During the eruption of Vesuvius in 79CE, Pliny the Elder received a message from a friend named Rectina. This prompted him to set sail with galleys and a cutter partly in order to observe what was happening at closer range, and partly to attempt a rescue of some of the people of the towns at the foot of the volcano.
Pliny's ships were driven back from the shore and it would seem that Rectina was not rescued by Pliny the Elder.
Rectina, wife of Cascus or Tascus or Tascius 
Pliny the Younger mentions Rectina, whom he calls the wife of Cascus, Tascus or Tascius, in Letter 16 of book VI of his Letters. Different online translations of this letter, from Pliny the Younger to the historian Tacitus, disagree on the name of Rectina's husband.
As wife of 'Cascus' 
'Cascus' is possibly a reference to Pedius Cascus, a Roman senator and aristocrat.
As wife of 'Tascus' 
'Tascus' is possibly a typo for 'Tascius' (see below).
As wife of 'Tascius' 
'Tascius' could refer to Tascius Pomponianus, whom Pliny did visit at Stabia after failing to land near Herculaneum. It is not obvious from Pliny's letter that the two historical characters were linked in any way.
In modern literature 
Several scenes in Robert Harris' bestselling novel Pompeii are set in the Villa of the Papyri, just before the eruption engulfed it. In this story, the villa is claimed to belong to Roman aristocrat Pedius Cascus and his wife Rectina. At the start of the eruption Rectina prepares to have the library evacuated and sends urgent word to her old friend, Pliny the Elder, who commands the Roman Navy at Misenum on the other side of the Bay of Naples.
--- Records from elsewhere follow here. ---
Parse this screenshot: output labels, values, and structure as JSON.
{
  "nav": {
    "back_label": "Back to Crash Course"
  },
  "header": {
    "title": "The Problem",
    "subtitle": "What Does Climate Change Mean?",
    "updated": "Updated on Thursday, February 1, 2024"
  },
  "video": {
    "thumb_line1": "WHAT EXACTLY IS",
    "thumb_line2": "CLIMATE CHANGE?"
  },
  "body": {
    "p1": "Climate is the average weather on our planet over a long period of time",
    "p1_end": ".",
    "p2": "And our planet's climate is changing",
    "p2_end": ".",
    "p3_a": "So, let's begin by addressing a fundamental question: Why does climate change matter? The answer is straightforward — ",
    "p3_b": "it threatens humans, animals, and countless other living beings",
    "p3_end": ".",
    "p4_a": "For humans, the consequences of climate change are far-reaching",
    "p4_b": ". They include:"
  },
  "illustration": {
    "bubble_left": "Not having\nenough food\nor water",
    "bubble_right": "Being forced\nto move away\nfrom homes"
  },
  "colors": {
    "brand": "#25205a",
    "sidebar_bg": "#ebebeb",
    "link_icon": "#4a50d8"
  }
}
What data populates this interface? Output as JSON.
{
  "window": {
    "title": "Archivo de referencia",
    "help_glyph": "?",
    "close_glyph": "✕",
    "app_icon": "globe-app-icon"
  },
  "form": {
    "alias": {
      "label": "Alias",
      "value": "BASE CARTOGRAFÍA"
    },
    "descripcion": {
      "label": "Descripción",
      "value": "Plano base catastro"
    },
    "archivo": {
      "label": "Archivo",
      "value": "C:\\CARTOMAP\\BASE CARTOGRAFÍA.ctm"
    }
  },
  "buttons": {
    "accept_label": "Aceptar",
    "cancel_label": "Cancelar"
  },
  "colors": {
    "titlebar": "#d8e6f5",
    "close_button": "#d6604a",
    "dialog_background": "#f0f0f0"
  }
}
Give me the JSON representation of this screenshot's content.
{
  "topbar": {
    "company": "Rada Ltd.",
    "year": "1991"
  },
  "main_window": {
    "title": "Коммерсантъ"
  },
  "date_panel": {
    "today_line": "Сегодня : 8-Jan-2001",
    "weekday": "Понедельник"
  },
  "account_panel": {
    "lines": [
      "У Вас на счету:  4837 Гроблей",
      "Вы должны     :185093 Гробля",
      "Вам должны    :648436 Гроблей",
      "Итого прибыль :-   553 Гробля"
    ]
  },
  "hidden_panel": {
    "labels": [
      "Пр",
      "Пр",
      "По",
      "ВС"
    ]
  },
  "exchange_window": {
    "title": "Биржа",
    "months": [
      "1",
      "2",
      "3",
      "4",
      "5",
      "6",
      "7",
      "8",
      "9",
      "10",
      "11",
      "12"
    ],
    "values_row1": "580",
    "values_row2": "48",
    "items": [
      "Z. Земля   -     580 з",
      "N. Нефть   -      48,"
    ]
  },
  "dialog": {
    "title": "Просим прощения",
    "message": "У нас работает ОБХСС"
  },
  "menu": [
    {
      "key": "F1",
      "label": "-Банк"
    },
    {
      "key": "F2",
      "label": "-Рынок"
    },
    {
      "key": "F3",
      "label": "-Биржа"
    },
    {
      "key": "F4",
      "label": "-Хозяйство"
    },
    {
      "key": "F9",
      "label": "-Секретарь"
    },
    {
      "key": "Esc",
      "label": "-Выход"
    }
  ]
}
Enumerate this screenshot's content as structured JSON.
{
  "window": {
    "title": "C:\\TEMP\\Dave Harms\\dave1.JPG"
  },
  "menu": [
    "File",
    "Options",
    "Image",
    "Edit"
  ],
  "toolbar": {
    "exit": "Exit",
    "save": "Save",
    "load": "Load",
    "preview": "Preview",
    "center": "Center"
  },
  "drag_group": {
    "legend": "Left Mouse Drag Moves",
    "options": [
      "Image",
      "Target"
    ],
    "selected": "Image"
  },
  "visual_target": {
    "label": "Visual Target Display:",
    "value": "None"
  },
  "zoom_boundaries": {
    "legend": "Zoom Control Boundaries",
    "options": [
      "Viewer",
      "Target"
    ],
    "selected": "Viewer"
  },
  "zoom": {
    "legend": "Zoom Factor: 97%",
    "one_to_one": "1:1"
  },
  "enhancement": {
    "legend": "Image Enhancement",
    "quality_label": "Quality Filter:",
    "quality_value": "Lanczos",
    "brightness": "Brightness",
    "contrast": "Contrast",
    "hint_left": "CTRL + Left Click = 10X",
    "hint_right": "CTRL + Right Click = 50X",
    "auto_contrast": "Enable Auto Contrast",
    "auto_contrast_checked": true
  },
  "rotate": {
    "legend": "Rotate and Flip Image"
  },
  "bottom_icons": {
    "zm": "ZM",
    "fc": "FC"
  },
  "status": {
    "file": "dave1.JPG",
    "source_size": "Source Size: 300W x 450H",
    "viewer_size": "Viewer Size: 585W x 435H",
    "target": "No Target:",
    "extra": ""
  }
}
Pliny immediately sets out in a warship, and gets in sight of the villa, but the eruption prevents him from landing and taking off Rectina and her library - which is thus left for modern archaeologists to find.